The Roller Coaster of Prototyping

the drama of prototyping

When I first came up with the baby bed idea it seemed so simple – all set, right? But then I started drawing out the plans and I realized a bunch of design flaws that I needed to work out. After that I was all set, right? During the Thanksgiving break I decided to take advantage of my dad’s tools and the big open space of my parent’s house to make the 3-d model. That’s when I ran into even more challenges.

AHHHH this foam's going to my head

Mike found me huddled in a mass of styrofoam cut outs and cardboard scraps. “What’s wrong?” He asked.

“This is never going to work. I keep figuring out more and more problems with the design, and I’m going to fail, and this is just a big waste of time,” I said in a fit of hysteria.

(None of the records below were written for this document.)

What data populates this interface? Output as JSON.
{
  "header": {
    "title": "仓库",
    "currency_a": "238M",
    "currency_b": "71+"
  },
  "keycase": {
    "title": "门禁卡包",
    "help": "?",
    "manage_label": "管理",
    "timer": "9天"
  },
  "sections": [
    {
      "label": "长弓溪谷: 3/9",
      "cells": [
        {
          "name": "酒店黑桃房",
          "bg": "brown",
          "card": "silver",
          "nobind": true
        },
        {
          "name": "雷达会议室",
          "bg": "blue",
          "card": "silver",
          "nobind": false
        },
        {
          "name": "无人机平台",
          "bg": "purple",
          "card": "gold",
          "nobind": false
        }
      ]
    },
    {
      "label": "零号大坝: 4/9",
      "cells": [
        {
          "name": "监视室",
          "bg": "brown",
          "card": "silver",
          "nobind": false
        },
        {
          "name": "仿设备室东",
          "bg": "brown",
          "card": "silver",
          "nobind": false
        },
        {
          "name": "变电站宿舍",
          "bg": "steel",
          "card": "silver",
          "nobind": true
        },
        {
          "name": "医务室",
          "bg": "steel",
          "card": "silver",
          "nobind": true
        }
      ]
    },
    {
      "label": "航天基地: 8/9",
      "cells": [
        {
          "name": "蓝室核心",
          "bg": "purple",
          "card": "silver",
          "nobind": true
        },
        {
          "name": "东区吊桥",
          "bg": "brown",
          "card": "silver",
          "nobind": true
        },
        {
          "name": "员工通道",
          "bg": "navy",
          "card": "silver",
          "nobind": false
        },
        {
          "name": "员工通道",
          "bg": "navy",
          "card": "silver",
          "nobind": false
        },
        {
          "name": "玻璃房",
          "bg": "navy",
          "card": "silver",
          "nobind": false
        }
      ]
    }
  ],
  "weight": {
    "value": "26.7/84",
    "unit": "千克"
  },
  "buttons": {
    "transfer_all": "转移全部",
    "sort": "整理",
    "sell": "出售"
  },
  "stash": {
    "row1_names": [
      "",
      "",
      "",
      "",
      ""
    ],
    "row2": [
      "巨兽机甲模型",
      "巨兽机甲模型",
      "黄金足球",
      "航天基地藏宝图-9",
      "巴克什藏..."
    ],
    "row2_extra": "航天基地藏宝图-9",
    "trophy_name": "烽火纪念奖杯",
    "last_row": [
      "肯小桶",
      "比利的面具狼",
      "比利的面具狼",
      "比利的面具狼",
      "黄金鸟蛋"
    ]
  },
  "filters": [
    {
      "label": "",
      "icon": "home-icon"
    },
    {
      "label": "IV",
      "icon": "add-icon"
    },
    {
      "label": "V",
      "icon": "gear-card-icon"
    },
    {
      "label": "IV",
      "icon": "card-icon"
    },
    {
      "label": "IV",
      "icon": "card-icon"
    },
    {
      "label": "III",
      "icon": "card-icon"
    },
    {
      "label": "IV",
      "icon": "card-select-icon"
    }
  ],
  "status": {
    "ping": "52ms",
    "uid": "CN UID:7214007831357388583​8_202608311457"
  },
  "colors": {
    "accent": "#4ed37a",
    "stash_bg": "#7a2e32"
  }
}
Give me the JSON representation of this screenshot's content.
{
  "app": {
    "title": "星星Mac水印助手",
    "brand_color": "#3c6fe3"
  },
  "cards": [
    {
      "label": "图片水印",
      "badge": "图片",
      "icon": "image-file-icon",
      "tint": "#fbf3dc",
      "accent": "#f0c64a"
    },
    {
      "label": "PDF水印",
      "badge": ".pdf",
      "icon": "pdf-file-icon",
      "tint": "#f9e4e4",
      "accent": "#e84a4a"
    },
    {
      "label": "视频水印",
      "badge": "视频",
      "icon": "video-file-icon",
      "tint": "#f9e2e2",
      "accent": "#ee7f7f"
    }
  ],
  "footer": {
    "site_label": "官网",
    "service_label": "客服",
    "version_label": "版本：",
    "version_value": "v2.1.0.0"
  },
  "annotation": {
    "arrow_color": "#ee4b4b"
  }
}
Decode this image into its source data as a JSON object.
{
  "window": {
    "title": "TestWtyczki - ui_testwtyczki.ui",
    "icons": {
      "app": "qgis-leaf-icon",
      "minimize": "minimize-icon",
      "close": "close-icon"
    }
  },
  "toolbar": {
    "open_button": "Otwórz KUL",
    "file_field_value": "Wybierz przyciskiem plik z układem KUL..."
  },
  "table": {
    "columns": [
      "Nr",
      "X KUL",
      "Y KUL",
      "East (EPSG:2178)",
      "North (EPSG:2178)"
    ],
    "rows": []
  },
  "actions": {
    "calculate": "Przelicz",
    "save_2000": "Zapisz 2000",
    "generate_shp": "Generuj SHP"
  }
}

“But what are you doing when you find a flaw?”

“I fix it duh.”

I don't know where I would be without Mike's support

“Well then you’re not going to fail. The whole point of making the prototype is to¬†foresee¬†any future problems and fix them while it’s still cheap. If you don’t face your problems right away, then you fail.”

Don’t I have a smart boyfriend!

This whole process has been an emotional roller coaster. Sometimes I think I’m brilliant and I’m going to be on the cover of Business Women Today, and other times I think I should give up while I still have some savings and get the first safe job I can get. But you need that mix of emotions to be successful; the brazen self-confidence to take a risk, and the crippling self-doubt to say this isn’t good enough. If you have to much of the former you’ll never challenge yourself to improve- why would you, you’re perfect as is. If you have to much of the latter, you’ll never actualize your dreams – they’re not good enough anyway. So while it’s unsettling to ride the roller coaster I wouldn’t have it any other way.

p.s. Thank you Marika for the photos.